7) How the 2012 Primary Has Revealed a GOP on the Verge of Collapse - many Republicans are already looking past 2012. If either Romney or Santorum gains the nomination and then falls before Obama, flubbing an election that just months ago seemed eminently winnable, it will unleash a GOP apocalypse on November 7—followed by an epic struggle between the regulars and red-hots to refashion the party. And make no mistake: A loss is what the GOP’s political class now expects. “Six months before this thing got going, every Republican I know was saying, ‘We’re gonna win, we’re gonna beat Obama,’ ” says former Reagan strategist Ed Rollins. “Now even those who’ve endorsed Romney say, ‘My God, what a fucking mess.’ ”

8) Putin warns attack on Iran would have “truly catastrophic” consequences - Prime Minister Vladimir Putin said Russia is concerned about the “growing threat” of an attack on Iran over its nuclear program, warning that the consequences would be “truly catastrophic.” In an article on foreign policy for publication on Monday, six days before a March 4 presidential election he is almost certain to win, Putin also warned Western and Arab nations against military intervention in Syria. “I very much hope the United States and other countries … do not try to set a military scenario in motion in Syria without sanction from the U.N. Security Council,” Putin said, according to a transcript.

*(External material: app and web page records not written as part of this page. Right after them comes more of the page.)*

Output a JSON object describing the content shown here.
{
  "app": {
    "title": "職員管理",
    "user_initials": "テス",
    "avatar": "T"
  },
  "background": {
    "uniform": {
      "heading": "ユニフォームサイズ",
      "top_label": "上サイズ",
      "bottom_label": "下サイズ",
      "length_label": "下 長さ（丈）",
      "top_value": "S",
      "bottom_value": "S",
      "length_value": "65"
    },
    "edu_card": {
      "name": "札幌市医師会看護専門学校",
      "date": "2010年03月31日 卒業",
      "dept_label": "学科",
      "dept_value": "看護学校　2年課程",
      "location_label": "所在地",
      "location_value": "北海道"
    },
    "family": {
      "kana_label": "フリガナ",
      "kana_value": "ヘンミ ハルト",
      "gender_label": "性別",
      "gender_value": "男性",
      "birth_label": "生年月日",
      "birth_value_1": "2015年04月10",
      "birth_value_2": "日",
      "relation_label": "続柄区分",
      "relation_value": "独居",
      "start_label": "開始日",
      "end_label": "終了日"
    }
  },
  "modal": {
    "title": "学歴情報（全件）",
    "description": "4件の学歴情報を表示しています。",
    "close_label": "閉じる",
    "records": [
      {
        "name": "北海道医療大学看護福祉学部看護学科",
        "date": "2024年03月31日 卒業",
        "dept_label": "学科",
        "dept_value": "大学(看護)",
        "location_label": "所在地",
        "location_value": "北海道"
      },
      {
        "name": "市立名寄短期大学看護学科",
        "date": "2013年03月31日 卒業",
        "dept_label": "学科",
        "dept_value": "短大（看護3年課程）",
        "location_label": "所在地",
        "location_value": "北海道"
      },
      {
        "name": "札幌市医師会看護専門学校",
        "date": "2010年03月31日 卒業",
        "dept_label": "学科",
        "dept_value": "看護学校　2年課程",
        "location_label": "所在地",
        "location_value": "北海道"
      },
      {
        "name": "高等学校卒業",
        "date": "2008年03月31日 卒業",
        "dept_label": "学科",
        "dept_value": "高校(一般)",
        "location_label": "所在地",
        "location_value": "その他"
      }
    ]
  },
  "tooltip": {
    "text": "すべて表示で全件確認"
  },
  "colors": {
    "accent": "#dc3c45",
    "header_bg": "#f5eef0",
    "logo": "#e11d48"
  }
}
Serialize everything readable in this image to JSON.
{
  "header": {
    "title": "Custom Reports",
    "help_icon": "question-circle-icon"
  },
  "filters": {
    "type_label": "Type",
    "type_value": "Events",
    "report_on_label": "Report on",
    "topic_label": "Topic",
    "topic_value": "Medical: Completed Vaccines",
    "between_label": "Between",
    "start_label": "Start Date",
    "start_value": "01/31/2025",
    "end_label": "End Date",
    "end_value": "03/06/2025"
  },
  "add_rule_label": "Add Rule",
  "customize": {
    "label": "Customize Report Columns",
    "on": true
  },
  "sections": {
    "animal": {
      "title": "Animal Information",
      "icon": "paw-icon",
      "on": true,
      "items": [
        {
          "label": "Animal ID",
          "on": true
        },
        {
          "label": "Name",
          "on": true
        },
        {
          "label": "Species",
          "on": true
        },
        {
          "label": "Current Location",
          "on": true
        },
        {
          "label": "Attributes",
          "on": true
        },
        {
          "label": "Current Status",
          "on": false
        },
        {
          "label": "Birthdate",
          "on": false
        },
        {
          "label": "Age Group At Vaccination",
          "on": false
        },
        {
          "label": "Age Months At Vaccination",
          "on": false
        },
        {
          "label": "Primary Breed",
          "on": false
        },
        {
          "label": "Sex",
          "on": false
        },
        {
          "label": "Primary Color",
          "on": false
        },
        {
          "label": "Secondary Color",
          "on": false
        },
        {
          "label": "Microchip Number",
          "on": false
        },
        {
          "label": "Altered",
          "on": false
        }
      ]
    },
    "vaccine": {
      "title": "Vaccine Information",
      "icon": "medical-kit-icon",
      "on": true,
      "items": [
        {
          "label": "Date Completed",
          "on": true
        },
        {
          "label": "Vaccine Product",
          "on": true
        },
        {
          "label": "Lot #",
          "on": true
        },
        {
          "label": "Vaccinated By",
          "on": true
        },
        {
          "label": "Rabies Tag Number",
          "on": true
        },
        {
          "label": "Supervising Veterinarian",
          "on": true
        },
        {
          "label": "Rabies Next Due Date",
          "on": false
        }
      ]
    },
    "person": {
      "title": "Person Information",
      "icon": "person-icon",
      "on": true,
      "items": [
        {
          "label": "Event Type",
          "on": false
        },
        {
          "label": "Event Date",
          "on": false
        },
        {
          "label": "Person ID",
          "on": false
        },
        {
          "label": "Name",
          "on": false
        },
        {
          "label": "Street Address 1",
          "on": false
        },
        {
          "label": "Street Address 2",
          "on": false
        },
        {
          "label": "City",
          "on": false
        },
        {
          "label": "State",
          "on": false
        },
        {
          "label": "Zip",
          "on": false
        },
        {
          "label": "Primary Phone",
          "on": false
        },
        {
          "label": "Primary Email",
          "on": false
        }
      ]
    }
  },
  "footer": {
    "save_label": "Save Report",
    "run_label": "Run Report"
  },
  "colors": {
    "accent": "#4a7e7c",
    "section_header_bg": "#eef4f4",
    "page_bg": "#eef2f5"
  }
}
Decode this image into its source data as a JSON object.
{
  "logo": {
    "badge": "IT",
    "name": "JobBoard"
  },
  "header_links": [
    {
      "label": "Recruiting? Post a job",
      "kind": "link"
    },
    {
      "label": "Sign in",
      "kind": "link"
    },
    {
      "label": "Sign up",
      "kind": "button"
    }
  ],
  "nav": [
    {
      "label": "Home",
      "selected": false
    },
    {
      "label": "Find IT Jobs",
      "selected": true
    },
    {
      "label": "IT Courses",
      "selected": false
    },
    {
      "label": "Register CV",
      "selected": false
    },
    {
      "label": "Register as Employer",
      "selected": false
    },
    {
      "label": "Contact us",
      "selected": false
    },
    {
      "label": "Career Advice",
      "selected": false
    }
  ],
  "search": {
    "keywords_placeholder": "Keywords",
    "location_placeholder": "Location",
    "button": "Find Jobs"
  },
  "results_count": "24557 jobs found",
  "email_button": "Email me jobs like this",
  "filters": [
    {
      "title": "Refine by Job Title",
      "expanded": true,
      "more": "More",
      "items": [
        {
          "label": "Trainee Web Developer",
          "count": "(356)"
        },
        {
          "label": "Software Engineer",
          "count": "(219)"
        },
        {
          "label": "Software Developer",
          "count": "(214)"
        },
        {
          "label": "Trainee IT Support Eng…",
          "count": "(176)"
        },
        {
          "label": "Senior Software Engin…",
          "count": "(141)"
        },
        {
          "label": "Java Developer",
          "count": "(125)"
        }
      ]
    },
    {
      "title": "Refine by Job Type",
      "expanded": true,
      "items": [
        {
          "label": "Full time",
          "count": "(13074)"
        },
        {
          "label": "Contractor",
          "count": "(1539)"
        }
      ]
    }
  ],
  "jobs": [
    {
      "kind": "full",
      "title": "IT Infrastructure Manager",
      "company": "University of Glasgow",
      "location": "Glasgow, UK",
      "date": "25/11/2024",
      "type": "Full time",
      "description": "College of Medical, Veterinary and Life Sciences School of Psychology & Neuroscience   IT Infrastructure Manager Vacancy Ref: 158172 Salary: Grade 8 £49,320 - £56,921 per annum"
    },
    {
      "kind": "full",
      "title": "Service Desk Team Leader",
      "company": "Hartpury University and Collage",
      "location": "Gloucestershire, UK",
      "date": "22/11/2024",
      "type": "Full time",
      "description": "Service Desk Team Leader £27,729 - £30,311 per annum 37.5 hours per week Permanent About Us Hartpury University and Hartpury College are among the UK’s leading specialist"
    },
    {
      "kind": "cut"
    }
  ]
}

9) AP News: WWII vet says nobody helped after he was carjacked - Brantley told The Associated Press said several people passed by him as he crawled, unable to walk because his leg was broken in the attack. The carjacker knocked Brantley down, took his keys and drove off in his car about 10:40 a.m. “I was trying to go in … and see if somebody could call the police and an ambulance because I couldn’t stand. I had to crawl – I tried two or three times to get up,” Brantley said Saturday. He said he was on way home from Bible study when he stopped to put gas in his 2010 Chrysler 200, which he recently bought to replace another car that had been stolen. “People were passing me just like I wasn’t there. … I was crawling and they just walk by me like I’m not there,” he said.